=== WORK ORDER ===
Which lines of the records below contain the word "BRITISH"? Copy each of them out.
*** DATASET EXTRACT ***
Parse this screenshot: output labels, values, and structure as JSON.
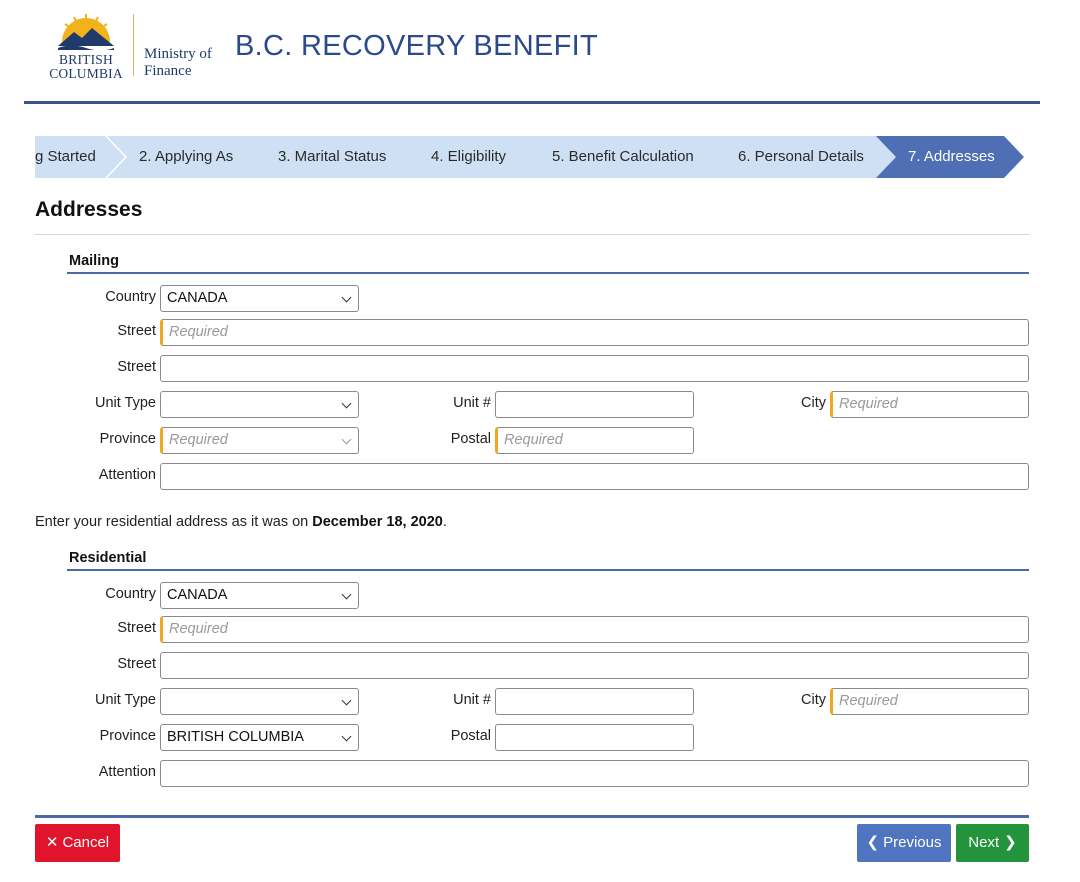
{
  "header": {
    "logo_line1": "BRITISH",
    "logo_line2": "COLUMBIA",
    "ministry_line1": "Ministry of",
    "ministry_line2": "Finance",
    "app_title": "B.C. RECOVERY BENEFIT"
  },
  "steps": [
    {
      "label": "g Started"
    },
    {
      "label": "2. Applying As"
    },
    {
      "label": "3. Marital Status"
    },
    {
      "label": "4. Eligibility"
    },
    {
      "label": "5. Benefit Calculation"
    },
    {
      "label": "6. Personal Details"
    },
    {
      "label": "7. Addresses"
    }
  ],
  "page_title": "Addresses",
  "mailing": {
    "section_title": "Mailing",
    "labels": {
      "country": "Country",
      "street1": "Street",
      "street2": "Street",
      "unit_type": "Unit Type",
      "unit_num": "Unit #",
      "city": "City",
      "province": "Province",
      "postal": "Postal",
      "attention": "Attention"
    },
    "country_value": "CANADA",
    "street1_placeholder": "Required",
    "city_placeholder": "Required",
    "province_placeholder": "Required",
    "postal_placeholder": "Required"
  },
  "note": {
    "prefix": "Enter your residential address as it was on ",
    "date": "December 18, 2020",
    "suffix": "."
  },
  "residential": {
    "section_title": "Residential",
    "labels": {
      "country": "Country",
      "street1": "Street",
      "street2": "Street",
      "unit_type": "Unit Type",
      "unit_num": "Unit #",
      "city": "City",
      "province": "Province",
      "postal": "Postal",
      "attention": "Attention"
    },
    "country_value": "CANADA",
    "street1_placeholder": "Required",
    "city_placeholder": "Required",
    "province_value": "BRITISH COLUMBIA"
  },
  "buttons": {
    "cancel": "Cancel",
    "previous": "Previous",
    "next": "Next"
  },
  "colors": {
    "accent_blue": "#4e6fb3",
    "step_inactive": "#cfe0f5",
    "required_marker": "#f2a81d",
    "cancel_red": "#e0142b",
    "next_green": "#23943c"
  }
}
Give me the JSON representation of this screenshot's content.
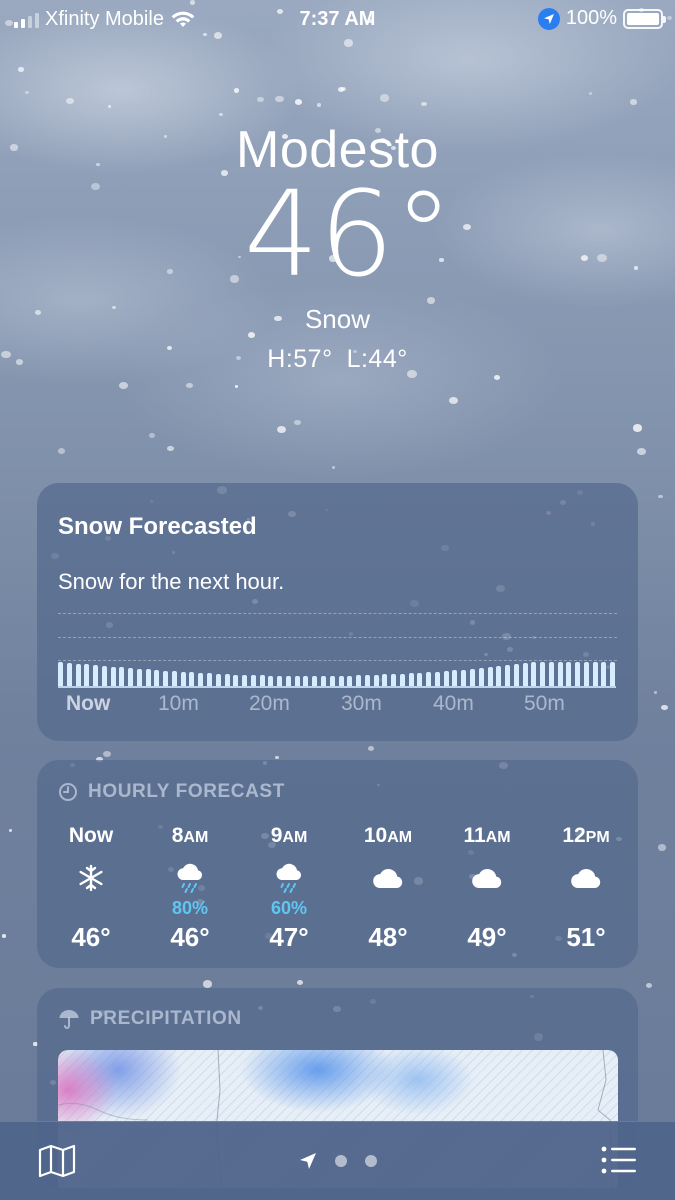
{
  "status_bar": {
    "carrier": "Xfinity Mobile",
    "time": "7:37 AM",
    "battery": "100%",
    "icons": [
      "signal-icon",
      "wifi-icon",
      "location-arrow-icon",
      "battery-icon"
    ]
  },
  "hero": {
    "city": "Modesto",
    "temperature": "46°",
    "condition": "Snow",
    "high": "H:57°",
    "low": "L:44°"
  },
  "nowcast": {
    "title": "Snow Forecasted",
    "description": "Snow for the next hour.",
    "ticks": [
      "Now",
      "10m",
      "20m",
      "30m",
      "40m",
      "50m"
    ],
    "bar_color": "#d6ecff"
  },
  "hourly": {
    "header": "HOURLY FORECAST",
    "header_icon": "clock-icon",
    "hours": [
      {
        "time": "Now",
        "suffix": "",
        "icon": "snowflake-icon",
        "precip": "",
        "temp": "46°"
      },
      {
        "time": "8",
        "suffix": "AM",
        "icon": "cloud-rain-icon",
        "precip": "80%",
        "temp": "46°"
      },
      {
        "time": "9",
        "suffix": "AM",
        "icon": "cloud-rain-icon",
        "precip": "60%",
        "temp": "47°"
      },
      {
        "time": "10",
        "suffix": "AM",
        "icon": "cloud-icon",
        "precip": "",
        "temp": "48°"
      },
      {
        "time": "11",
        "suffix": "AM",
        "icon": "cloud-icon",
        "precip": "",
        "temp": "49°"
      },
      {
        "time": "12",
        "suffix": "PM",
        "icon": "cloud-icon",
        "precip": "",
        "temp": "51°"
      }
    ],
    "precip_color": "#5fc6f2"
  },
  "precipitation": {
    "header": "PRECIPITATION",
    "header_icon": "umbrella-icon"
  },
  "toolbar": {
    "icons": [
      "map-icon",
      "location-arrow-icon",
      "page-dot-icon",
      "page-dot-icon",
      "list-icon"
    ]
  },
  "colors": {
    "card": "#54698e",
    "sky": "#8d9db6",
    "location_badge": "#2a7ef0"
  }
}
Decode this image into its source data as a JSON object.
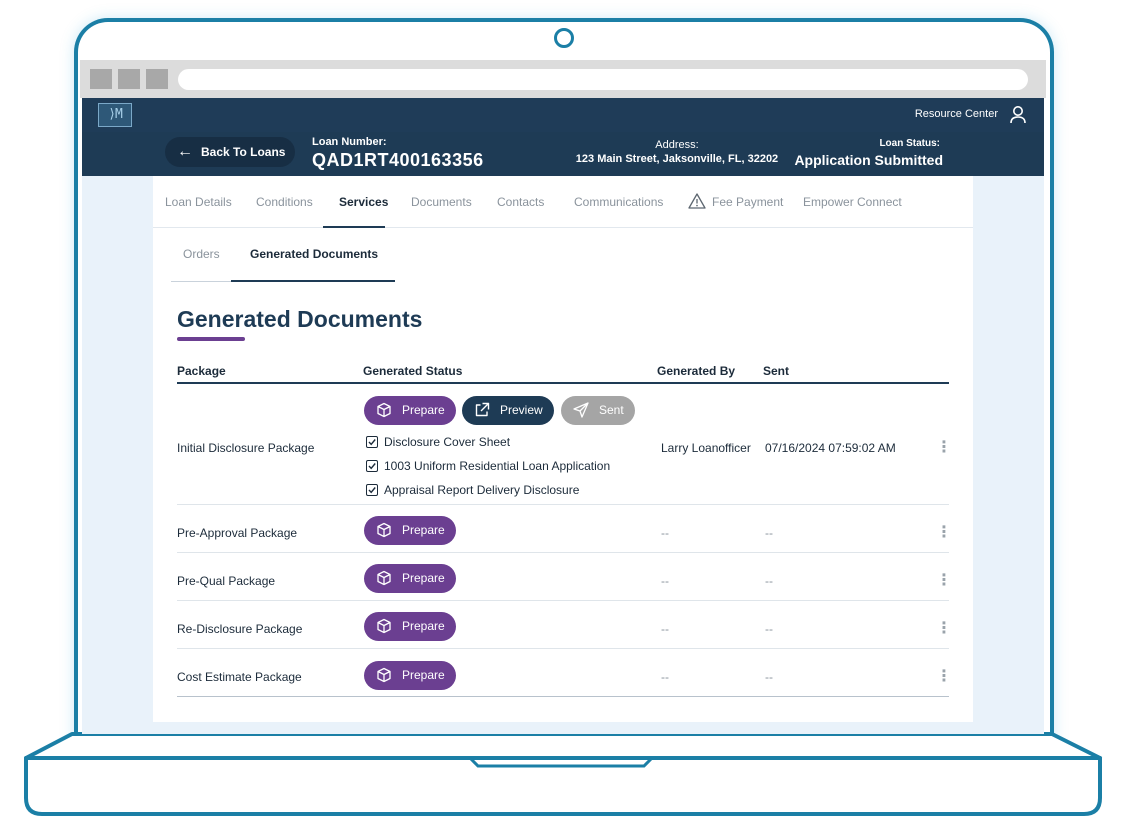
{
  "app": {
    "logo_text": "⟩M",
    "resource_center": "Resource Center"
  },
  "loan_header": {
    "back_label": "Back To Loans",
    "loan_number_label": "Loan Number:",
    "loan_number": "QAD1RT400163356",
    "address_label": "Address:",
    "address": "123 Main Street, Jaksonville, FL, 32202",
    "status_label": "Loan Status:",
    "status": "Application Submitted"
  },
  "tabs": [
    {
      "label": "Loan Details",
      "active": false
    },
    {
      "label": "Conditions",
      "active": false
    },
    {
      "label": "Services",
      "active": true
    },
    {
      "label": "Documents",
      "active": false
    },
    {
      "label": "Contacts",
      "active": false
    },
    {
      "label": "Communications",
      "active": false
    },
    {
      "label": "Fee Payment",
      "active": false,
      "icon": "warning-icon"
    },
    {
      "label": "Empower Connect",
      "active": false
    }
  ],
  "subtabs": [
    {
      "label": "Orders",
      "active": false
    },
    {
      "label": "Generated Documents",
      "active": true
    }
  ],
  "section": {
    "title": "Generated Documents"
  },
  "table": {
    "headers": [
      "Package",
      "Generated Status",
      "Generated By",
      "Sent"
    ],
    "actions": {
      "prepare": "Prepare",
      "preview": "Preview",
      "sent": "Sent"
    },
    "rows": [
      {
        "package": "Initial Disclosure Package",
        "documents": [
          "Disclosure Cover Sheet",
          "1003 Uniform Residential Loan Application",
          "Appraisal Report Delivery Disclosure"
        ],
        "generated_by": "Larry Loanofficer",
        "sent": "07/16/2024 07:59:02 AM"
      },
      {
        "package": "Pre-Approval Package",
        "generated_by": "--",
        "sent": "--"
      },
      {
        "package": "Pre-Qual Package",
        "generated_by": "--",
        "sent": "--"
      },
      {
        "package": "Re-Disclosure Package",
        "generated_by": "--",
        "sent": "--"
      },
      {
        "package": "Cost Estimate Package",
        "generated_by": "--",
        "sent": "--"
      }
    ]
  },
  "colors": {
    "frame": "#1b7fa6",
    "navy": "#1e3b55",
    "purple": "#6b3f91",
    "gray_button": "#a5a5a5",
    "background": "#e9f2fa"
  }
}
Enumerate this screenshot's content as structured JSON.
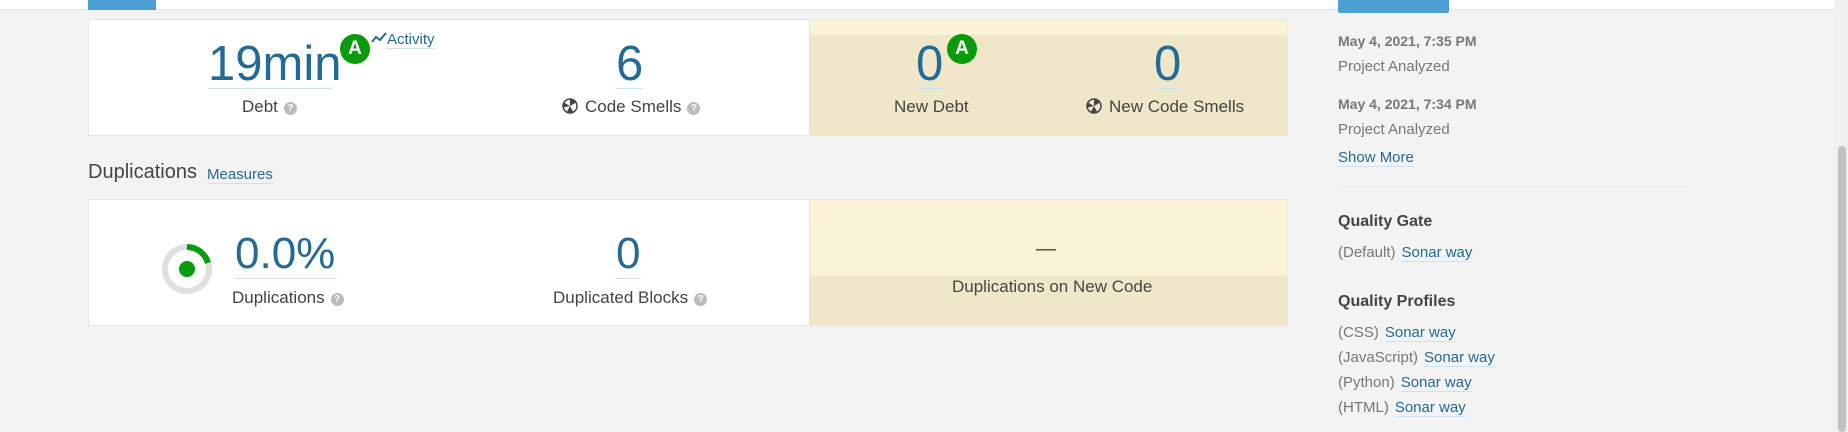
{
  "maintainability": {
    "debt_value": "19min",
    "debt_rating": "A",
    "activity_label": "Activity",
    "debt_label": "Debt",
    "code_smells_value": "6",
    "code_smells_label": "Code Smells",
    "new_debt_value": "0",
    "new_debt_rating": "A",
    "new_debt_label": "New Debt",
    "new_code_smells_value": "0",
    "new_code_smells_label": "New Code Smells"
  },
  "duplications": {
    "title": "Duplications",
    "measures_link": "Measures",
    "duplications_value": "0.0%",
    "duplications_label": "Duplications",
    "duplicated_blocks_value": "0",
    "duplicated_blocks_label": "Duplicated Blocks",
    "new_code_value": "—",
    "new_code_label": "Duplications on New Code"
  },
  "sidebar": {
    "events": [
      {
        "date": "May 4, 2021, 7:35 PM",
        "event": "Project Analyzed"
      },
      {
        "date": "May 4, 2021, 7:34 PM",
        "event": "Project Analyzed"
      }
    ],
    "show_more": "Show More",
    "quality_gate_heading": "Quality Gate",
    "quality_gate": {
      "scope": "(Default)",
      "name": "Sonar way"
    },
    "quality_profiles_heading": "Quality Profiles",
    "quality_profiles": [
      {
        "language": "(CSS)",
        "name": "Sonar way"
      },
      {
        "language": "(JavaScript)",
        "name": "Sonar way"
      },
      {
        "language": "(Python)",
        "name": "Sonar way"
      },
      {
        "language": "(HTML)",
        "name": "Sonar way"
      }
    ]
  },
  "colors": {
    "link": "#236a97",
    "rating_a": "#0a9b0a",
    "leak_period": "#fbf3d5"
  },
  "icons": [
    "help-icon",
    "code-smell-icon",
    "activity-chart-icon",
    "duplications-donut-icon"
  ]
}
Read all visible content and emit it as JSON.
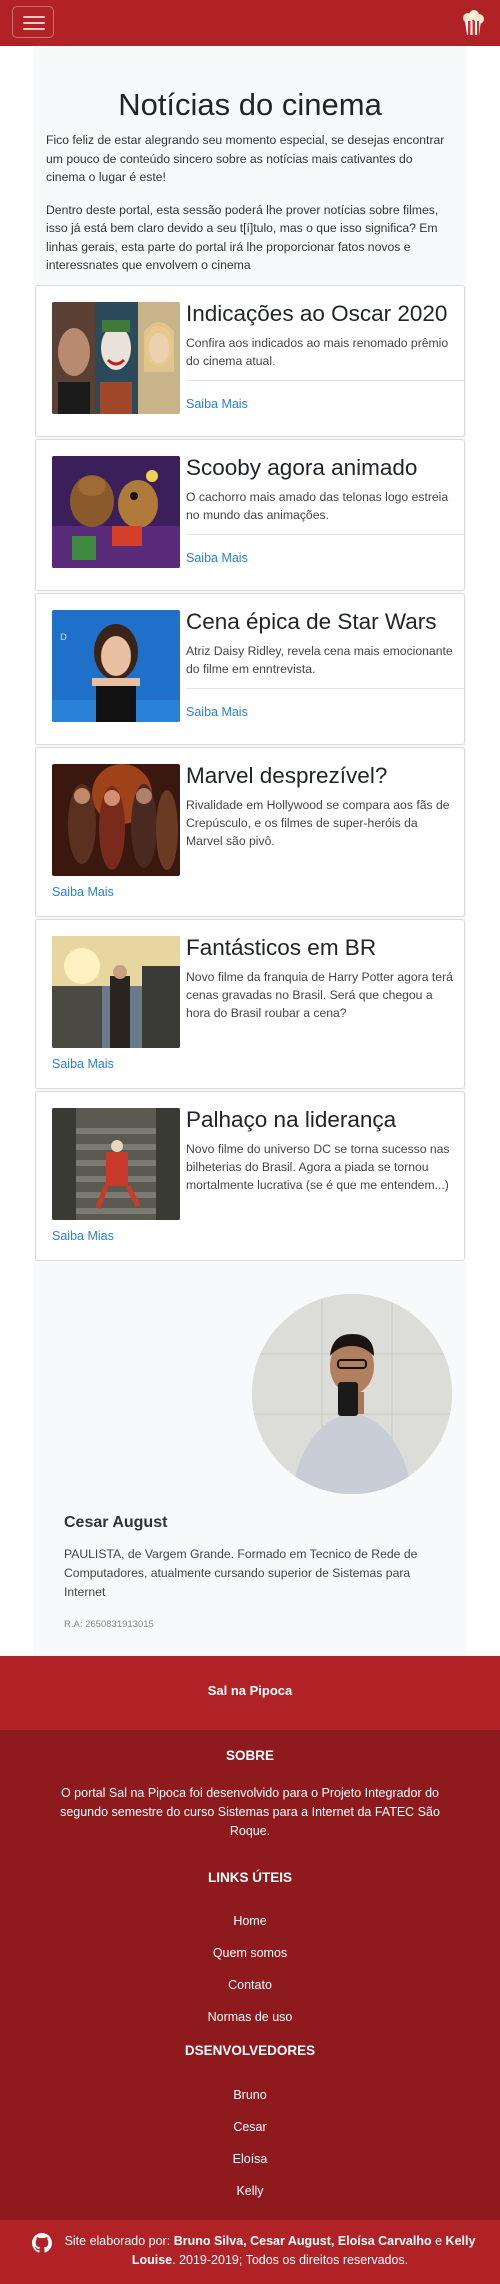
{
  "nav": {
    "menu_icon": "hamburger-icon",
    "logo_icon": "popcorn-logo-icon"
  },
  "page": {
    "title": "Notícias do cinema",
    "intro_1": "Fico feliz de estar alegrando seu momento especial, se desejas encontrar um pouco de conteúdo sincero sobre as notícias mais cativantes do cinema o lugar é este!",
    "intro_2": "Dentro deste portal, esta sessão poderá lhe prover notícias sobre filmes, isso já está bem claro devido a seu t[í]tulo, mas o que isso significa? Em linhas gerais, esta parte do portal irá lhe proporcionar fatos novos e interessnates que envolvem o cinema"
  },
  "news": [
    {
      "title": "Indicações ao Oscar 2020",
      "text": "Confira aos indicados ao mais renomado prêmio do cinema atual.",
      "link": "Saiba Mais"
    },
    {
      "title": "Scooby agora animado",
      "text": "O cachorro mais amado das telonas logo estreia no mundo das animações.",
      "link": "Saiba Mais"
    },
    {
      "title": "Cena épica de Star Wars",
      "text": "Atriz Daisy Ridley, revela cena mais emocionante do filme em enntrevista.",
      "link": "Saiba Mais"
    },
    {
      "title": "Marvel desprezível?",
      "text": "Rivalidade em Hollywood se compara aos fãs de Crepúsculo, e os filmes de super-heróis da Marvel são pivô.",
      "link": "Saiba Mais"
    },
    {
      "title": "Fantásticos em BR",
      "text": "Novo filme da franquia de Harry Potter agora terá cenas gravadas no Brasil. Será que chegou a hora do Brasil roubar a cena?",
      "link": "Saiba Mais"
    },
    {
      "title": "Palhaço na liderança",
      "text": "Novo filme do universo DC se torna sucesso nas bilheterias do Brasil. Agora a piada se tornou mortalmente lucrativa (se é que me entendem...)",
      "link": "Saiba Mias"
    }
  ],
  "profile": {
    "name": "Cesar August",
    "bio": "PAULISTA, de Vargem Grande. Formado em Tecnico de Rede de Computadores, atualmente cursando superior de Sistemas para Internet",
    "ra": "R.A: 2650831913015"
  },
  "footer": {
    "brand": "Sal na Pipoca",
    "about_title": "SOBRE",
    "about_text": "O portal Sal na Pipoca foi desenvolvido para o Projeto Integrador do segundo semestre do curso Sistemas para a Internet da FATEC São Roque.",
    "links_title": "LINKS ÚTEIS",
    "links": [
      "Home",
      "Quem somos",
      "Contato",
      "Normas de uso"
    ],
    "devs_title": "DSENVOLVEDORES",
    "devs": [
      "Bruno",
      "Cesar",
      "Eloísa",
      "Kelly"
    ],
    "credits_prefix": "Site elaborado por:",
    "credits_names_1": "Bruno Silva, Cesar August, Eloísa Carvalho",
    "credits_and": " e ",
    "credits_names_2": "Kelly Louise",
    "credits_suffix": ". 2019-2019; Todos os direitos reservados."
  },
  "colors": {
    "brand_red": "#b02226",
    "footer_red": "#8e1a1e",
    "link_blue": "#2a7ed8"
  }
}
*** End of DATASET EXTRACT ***
=== SOLUTION ===
    "logo_line1": "BRITISH",
    "province_value": "BRITISH COLUMBIA"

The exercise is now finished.